Subject: I have found a DVD that I think you would enjoy
|The Collector Allan Stone's Life in Art|
Actor: Collector-Allan Stones Life in Art
Director: Olympia Stone
Rare, intimate look into the contemporary art world
Margot Magowan | San Francisco, CA United States | 02/29/2008
(5 out of 5 stars)
"I was fascinated watching this documentary on the life of Allan Stone. This film is poignant, funny, personal, and an important contribution to the history contemporary art. I loved going into the mind and life of a famous art collector from the point of view of his daughter, meeting his family, the artists he represented, the careers he launched, all giving you such a rare and intimate look at the art world. Visually, this film is beautiful-- the art work, the shots of the collector's house and all his bounty. The film is so rich with images that when I watched it a second time, I saw paintings and art works I had completely missed originally. I highly recommend The Collector to anyone interested in art or psychology or how to give up everything to follow your passion."
The Collector is an eye-popping banquet of art and personali
colby chester | Seattle, WA. USA | 02/14/2008
(5 out of 5 stars)
"For anyone with even a passing interest in 20th Century/contemporary art, this film is a banquet for the eyes. Director/creator Olympia Stone takes us into the unique, zany, brilliantly cluttered world in which she grew up, offering a very personal glimpse of her remarkable father, Allan Stone. Stone was a collector of art as well as one of New York's most successful and mercurial gallery owners. He gave wings to numerous contemporary artists, most famously Wayne Thiebaud, with whom he had a lasting and deeply personal friendship.
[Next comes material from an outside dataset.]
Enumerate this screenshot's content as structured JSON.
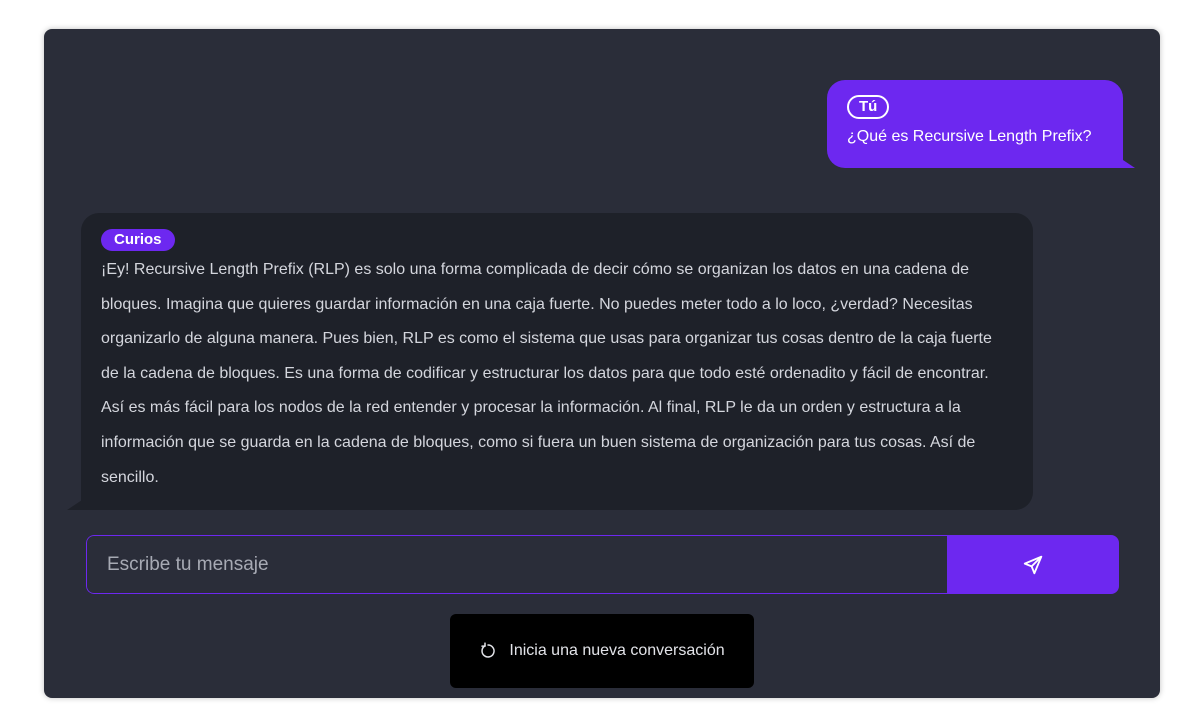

A former Harvard grad, lawyer-turned-art dealer, Stone amassed a collection of art over a period of nearly 50 years that would be the envy of most museums in the world, if they prized such things as vintage tobacco store Indians, classic automobiles, jars of pickles sculpted into penises, life-size bovine display signs, and some of the finest work by such giants as Joseph Cornell, Willem DeKooning, John Chamberlain, Franz Kline and Wayne Thiebaud (to literally name just a few!) Add to this some of the most remarkable primitive 19th and 20th century African folk art, a pair of authentic shrunken heads, furniture by the automobile visionary, Ettore Bugatti, objects created by Barcelona's visionary Antoni Gaudi...
But what makes this homage to her father so compelling is Ms. Stone's personal touch, reflecting both awe and ambivalence regarding her famous father. He was addicted to collecting, as we readily see from the wonderfully intimate clips of him guiding us along narrow footpaths through his home, where some of the collection resides and where Ms. Stone spent her childhood among myriad phantoms of inexplicable size and mystery. Yet her father's addiction was anything but arbitrary, and we readily see that he knew the exact placement and provenance of every single object in his vast trove, as well as having deep feelings for the even the slightest of them.
The film is filled with humor and respect, and will appeal to art afficionados as well as people with only a passing interest in the countless ways human beings have found to express their joy, sadness, curiosity and passion through the creation of art. The greatest artist of them all, we soon realize, was perhaps Allan Stone himself, who managed to compile this startling collage."